In Wake of Latest Trial Results, CDC Stresses That Consistent Use Is Imperative When Using Pre-Exposure Prophylaxis to Prevent HIV Infection
Contact: National Center for HIV/AIDS, Viral Hepatitis, STD, and TB Prevention
Statement for Attribution to Jonathan Mermin, M.D., Director of CDC’s Division of HIV/AIDS Prevention
The Vaginal and Oral Interventions to Control the Epidemic study, also known as the VOICE study, released today by the National Institute of Allergy and Infectious Diseases, National Institutes of Health indicates that participants provided daily oral pre-exposure prophylaxis (PrEP) did not experience any protection against HIV compared to those in the placebo arm, likely because very few were taking the study drugs as directed. Less than one-third of participants assigned to the two study arms evaluating daily oral tenofovir (TDF) and daily oral TDF/FTC had any study drug detected in their blood.
Given the low levels of adherence in the study, this result is not surprising: PrEP must be taken consistently to work effectively.
Both oral PrEP regimens evaluated in VOICE have been previously shown to be highly effective in lowering the risk of HIV acquisition if taken consistently. Other studies have shown efficacy of daily oral PrEP among multiple high risk populations — including men who have sex with men (MSM) and heterosexual women and men, including those in HIV discordant couples — and higher levels of protection with consistent use of PrEP. In these trials, PrEP reduced the risk of HIV infection by between 44 to 75 percent among participants overall, but among those with detectable levels of medication in their blood, the risk was reduced by roughly 90 percent.
Last year, the Food and Drug Administration (FDA) approved the use of daily TDF/FTC (brand name Truvada) to reduce the risk of sexual HIV infection, and CDC issued interim guidance to inform clinicians on how to best provide PrEP for men and women at high risk for infection. Today’s study results reinforce the need for physicians to closely follow that guidance and counsel patients about the need for high levels of adherence to the daily regimens as one of the key steps in providing PrEP and associated prevention services.
In addition to the importance of providing regular adherence counseling, CDC interim clinical guidance stresses several other key elements of safe and effective use. These include targeting PrEP to men and women at high risk for HIV acquisition; delivering PrEP as part of a comprehensive set of prevention services, including condoms, treatment for other sexually transmitted diseases, and risk reduction counseling; ensuring that anyone prescribed PrEP is confirmed to be HIV negative prior to use; and providing regular monitoring of HIV status, side, effects, adherence, and risk behaviors.

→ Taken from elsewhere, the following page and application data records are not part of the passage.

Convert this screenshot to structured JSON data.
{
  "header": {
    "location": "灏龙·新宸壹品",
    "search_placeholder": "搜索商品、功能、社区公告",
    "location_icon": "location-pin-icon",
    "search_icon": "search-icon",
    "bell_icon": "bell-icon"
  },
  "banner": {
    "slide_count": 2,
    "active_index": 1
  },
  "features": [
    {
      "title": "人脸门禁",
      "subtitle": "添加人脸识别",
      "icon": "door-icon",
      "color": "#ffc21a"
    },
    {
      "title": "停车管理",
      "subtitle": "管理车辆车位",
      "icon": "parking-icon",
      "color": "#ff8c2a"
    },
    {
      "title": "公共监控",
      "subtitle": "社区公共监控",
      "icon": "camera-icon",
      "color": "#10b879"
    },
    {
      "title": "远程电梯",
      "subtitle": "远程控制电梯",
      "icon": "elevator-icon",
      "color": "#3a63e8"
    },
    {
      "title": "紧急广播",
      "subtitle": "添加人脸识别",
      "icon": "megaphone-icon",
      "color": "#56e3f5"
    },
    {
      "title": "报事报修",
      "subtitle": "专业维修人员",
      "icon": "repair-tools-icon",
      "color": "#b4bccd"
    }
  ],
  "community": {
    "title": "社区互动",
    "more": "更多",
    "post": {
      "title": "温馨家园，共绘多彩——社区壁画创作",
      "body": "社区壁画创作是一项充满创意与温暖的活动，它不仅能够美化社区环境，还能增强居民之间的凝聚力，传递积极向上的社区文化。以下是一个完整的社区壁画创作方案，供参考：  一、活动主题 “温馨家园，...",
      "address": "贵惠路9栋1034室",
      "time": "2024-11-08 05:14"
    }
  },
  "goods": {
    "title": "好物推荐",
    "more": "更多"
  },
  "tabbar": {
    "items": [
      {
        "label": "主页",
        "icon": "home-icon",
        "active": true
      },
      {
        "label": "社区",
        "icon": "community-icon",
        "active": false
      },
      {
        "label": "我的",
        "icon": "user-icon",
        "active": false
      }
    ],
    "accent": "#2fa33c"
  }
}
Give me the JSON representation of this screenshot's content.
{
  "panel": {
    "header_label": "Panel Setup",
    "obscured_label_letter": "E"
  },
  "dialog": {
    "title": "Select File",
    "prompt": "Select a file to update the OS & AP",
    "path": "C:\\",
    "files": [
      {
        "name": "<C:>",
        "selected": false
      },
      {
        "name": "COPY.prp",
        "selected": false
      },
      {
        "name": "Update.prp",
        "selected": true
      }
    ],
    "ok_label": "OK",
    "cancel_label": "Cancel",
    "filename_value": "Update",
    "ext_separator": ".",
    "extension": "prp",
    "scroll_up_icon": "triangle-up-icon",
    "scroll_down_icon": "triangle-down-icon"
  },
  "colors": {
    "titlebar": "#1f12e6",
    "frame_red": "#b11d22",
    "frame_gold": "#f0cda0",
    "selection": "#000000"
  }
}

While several studies have shown it is possible to achieve high adherence among some gay and bisexual men and heterosexual men and women, evidence to date, including findings from VOICE, also underscores the complexities of achieving daily use by many individuals who might benefit. For PrEP to have a substantial impact, clinicians and public health professionals will have to further assess and better understand how to promote and support the high levels of adherence necessary to maximize its efficacy in various high risk populations. Further research may also help assess whether other factors, in addition to adherence, influence levels of PrEP efficacy.
Anyone considering using PrEP to help protect themselves from HIV infection should recognize that adherence to the daily regimen is critical. This is an intensive approach that will not be right for everyone, and should be used in conjunction with other prevention measures and under medical supervision by a health care provider.